Question: Brie vs Camembert
What is the difference between Brie and Camembert cheese?
First, What Makes Brie and Camembert So Similar?
The recipes and techniques used by cheesemakers are almost identical for both Brie and Camembert.
Brie and Camembert have flavor profiles that are almost identical. Both are often described as tasting mushroomy, eggy, garlicky, nutty,milky, grassy and/or fruity. There are subtle flavor variations between the two, but these variations can be hard to detect, especially when so many versions of Brie and Camembert are factory-produced and made from pasteurized milk. The texture of both Brie and Camembert is also very similar, although Camembert tends to be denser and Brie runnier.
Traditional French Brie and Camembert are made with raw milk. However, the USDA requires that all cheeses made with raw milk be aged at least 60 days before being sold in the US. Brie and Camembert are aged less than 60 days. Therefore, French brands of Brie and Camembert and American versions of Brie and Camembert that are aged less than 60 days and sold in the US are always made from pasteurized milk.

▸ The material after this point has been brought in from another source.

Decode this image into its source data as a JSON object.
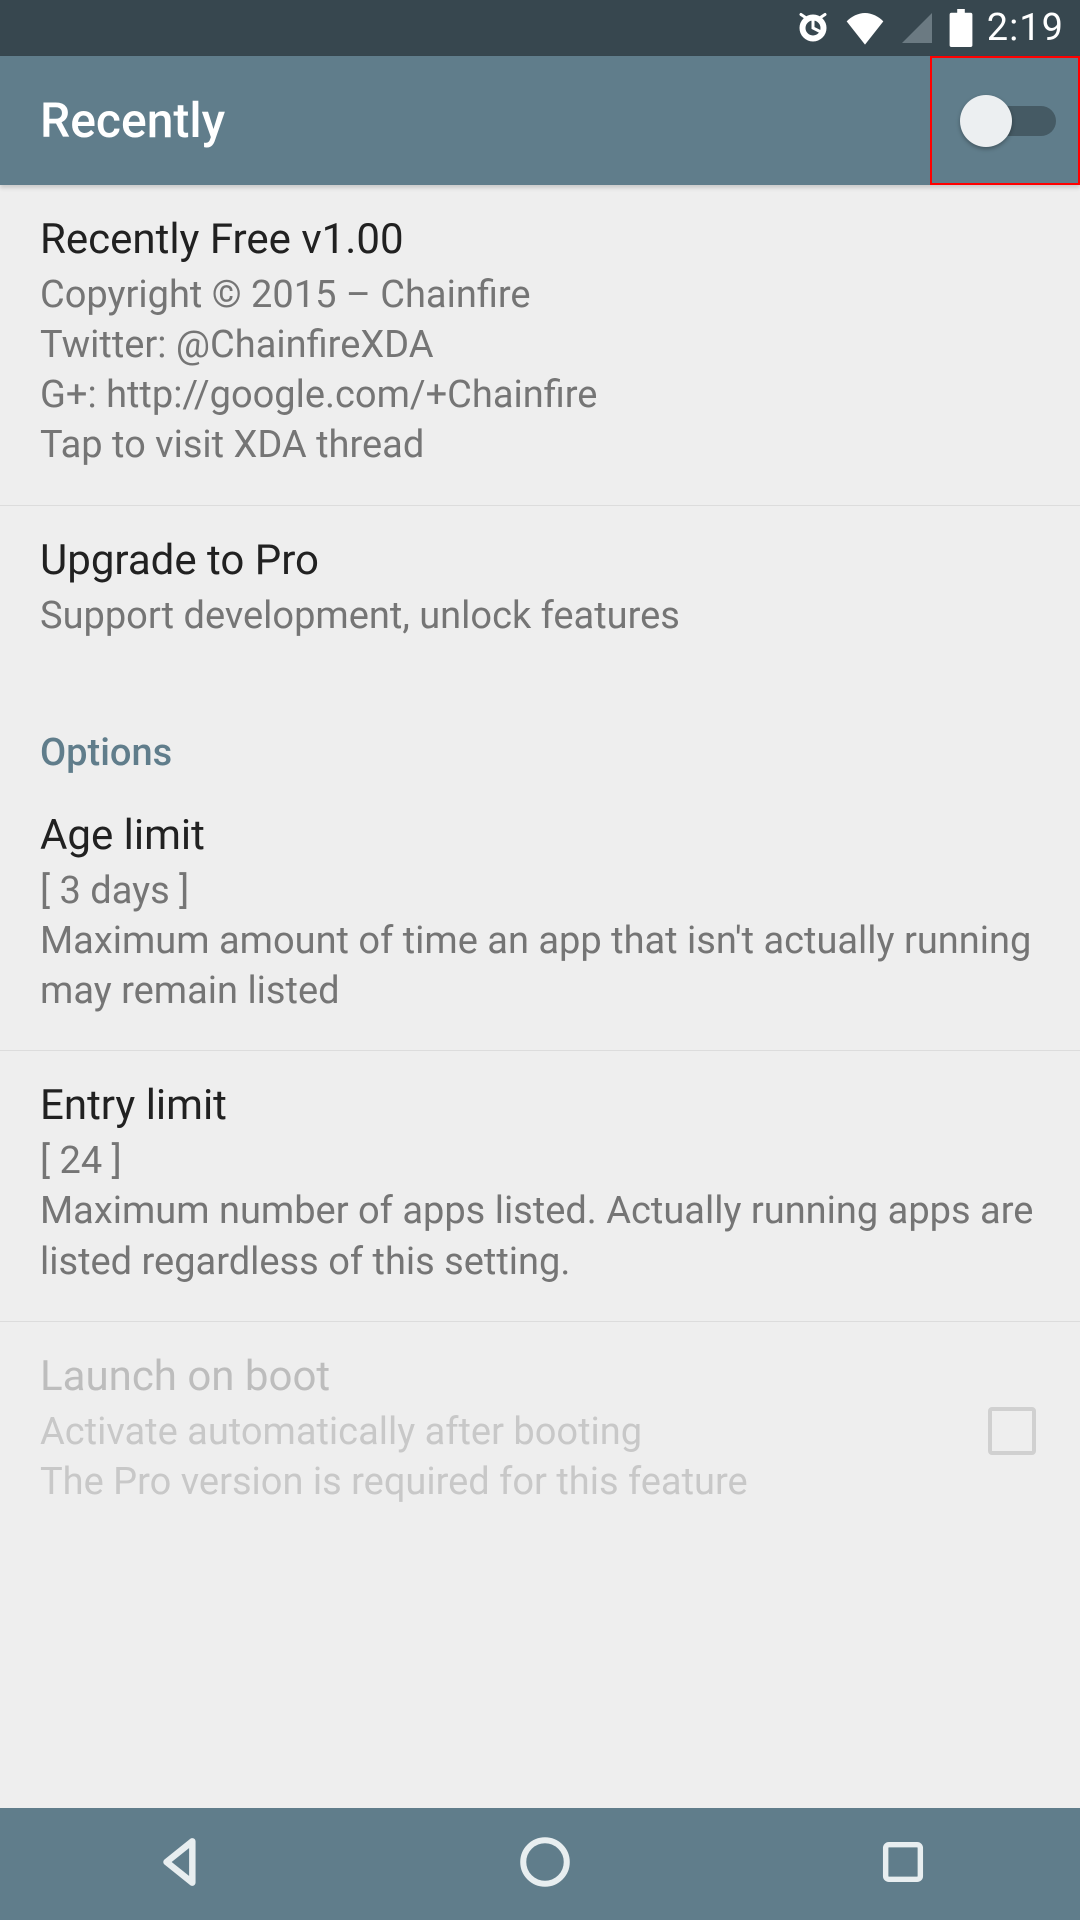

This does not mean that delicious Brie and Camembert cannot be found in the US. Talk to your cheesemonger. It's likely they have some favorite brands to recommend. Cheese writer Janet Fletcher recommends Brie l'Original.
Both Brie and Camembert have bloomy rinds and ripen closest to the rind first. If a wheel of Brie or Camembert is cut into too early the cheese near the rind will be ripe and soft and the middle will be firmer with a lighter, sometimes white, color.
Once a wheel of Brie or Camembert is cut into, it will stop ripening.So, when is a wheel of Brie or Camembert perfectly ripe? This can be a personal preference. However, a perfectly ripened wheel of Brie or Camembert is often thought to be soft and full, bulging slightly against the rind but not running completely out of the rind. Both can have a strong and stinky aroma, but should not smell ammoniated.
Overripe Brie and Camembert often have an unpleasant, powerful aroma and an extremely runny consistency that cannot be contained within the rind. Conversely, Brie or Camembert with a dry, cracked rind and and dry texture is past its prime, too.
The Differences Between Brie and Camembert
SizeA wheel of Brie is larger, about 14 inches across. Brie is most often sold in slices that are the same shape as a slice of pizza. Camembert is smaller, about 5 inches across, and sold in whole 8-ounce wheels instead of in slices.
Place of OriginBrie is made in Ile-de-France. Brie is the name of a region (also called Seine-et-Marne) within Ile-de-France. Camembert is made in Normandy.
HistoryIt is believed that Brie has been around longer and was being eaten before Camembert came about